“We’ve heard it so often. We get excited, then remember that we’re heard it before,” said Karen Mills, an associate at Merrimack Jewelers in the Shaw’s Plaza adjacent to Exit 11.

Mills lived in Merrimack when the F.E. Everett Turnpike’s tolls at Exits 10, 11 and 12 were introduced in 1980s as part of a $1 billion highway program, then moved away to Atlanta. She expected them to be gone when she returned to town a few years ago – but no such luck.

“I suppose this is the best chance we’ve had,” Mills said of the toll-removal bill supported by state Senate President Peter Bragdon, R-Milford, whom she has voted for. But she didn’t sound optimistic.

Still, she was more hopeful than Peggy Silva, an associate at the nearby Half-Price Cards store in the plaza.

“They’re never going to get rid of them,” she said flatly. And she thinks she knows why: “Because of the mall.”

In other words, Silva thinks the state can’t resist keeping the extra toll money paid by out-of-towners coming to the Merrimack Premium Outlets, which opened in June.

The Outlets certainly seems to be causing more people to hand their 50 cents to tollbooth operators.

Consider the week of Feb. 4-10: Total traffic was down at all the state’s toll plazas compared to a year earlier – except for the Everett Turnpike’s Exit 10, the usual route to Merrimack Outlets. At Exit 10, traffic was up by 14 percent.

Even without that boost, the multimillion-dollar income from Merrimack’s trio of tolls has been so irresistible that myriad efforts to mitigate the pain have failed in the Legislature and before the Executive Council. Lawmakers weren’t even budged by the “Merrimack Toll Revolt Day” in the summer of 2007, when residents were encouraged by town officials to pay their tolls with pennies as a protest.

Chris Mikaelian, who lives between Exits 11 and 12, would love to see the tolls vanish but he’s dubious.

“I suspect they won’t get rid of it,” said Mikaelian, interviewed at Supercuts barber shop in the plaza. “In these economic times, if I’m a legislator, it’s hard to encourage a reduction in revenues.”

“They’ll talk about it, but in the end,” he said with a shrug, “nothing happens.”

Although the tolls aren’t wildly expensive, they add up for locals.

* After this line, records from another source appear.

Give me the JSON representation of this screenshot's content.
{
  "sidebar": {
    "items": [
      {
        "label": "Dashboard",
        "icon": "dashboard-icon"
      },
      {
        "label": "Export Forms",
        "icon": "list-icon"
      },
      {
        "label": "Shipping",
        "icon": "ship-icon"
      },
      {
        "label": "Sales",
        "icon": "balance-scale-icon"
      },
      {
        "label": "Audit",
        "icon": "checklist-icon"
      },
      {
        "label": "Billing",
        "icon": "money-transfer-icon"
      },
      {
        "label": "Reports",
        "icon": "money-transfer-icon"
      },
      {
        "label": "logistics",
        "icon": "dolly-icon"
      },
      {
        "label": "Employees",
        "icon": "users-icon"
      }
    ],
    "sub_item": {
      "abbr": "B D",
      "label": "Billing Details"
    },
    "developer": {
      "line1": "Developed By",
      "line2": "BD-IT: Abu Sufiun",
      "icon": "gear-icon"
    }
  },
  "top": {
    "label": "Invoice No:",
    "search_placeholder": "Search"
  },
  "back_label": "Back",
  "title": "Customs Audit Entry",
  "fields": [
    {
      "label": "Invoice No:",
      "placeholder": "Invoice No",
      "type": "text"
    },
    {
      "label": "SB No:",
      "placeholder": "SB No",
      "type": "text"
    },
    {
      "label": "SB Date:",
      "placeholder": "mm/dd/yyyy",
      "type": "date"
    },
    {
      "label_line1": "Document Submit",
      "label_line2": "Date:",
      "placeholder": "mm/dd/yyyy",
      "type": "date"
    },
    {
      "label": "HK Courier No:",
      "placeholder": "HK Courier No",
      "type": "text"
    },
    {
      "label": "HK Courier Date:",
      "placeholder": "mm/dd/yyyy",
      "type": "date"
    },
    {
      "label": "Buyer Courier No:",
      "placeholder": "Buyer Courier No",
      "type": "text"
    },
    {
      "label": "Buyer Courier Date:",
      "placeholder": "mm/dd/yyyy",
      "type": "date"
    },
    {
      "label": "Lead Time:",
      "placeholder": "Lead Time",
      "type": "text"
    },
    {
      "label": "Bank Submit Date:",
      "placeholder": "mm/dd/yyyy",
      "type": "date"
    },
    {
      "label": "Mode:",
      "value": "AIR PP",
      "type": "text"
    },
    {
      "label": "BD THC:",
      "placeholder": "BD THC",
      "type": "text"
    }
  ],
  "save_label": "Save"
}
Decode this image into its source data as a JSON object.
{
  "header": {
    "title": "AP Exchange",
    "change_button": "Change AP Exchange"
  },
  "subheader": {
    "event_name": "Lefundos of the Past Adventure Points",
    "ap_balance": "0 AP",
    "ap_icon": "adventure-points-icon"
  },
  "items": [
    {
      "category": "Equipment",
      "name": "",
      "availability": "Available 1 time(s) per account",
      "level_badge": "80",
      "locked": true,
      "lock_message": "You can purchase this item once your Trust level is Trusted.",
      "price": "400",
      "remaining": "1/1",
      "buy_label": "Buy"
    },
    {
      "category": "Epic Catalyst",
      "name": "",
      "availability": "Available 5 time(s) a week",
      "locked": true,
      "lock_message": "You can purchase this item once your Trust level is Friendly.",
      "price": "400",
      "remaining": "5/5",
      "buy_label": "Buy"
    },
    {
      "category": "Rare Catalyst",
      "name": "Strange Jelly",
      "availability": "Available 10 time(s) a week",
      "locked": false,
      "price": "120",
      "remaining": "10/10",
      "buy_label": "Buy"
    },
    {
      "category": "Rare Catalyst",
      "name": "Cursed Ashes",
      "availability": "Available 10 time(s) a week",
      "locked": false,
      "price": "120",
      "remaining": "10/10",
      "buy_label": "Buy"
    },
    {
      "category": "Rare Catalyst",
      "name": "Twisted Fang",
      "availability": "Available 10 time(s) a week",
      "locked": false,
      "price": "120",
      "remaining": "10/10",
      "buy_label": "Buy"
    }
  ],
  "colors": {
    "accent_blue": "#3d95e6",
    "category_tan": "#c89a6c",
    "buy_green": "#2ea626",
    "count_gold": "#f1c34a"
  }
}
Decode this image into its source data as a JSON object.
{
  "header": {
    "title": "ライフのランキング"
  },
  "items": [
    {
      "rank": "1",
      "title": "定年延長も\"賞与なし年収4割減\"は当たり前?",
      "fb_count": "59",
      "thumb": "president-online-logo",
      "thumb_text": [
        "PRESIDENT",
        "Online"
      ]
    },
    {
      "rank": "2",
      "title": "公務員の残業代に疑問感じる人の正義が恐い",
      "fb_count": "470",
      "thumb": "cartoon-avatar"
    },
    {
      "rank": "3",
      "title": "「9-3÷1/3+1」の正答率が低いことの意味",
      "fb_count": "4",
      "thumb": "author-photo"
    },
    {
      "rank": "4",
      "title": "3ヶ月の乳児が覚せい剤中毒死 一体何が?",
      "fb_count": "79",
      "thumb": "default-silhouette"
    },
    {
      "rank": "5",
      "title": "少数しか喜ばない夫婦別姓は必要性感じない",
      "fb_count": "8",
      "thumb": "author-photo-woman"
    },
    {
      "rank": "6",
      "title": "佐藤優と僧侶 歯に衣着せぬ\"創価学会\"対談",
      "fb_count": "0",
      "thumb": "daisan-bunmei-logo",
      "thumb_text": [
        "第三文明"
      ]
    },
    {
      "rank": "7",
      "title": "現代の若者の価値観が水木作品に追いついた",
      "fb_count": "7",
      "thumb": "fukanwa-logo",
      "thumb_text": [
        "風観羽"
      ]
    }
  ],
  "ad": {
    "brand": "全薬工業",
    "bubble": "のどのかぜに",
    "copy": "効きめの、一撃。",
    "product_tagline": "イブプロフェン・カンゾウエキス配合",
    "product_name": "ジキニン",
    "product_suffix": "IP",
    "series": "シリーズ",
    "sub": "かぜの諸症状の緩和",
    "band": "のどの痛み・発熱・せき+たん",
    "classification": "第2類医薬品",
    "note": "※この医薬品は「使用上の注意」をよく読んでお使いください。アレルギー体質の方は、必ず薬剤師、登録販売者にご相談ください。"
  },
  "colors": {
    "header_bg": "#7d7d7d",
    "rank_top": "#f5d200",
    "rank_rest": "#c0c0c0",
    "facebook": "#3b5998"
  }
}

Ryan Shanahan of Merrimack estimates that his family spends $45 to $50 each month on tolls, since he works as an irrigator in Massachusetts and his wife, Nicole, works as an office manager at Holloway Mercedes in Manchester.

“We get it going both ways,” he said ruefully.

Does Shanahan have hopes for the current toll-cutting proposal?

“I’m not holding my breath,” he said. “I never hold my breath with politics.”

Things have gotten slightly less annoying over the years. Using E-ZPass, as most people in town do, provides a 30 percent discount and less delay. Overall, slightly more than two-thirds of vehicles on New Hampshire highways use E-ZPass.

Even better for many, the opening in 2011 of the Manchester Airport Access Road has provided another toll-free route option toward the north.

“I save $20 a month with that,” said Danielle Atallah, an associate at Merrimack Jewelers, who lives in Manchester and no longer has to pay tolls both ways on her daily commute.

Such maneuvers are why the airport access road has complicated the toll picture. It is projected to cost the state as much as 30 percent of its toll revenues, up to $5 million annually, by allowing traffic to bypass the tolls.

A 2010 study considering ways to recoup that money considered 11 different tolling alternatives, including replacing the current setup with new tolls in Merrimack or at the state line in Nashua. State legislators have not acted on any of the proposals.

So for the time being, Merrimack residents will continue mentally juggling time vs. money when planning their travels.

“We’ll use Turkey Hill Road, or old Route 3 and get on the turnpike further down the road,” said Mills, listing common toll-avoidance maneuvers. “I’ll think: Do I have time? Is it worth the extra five minutes? Or am I in a hurry today?”

Staff writer Jake Berry contributed to this article. David Brooks can be reached at 594-6531 or dbrooks@nashuatelegraph.com. Follow Brooks’ blog on Twitter (@GraniteGeek).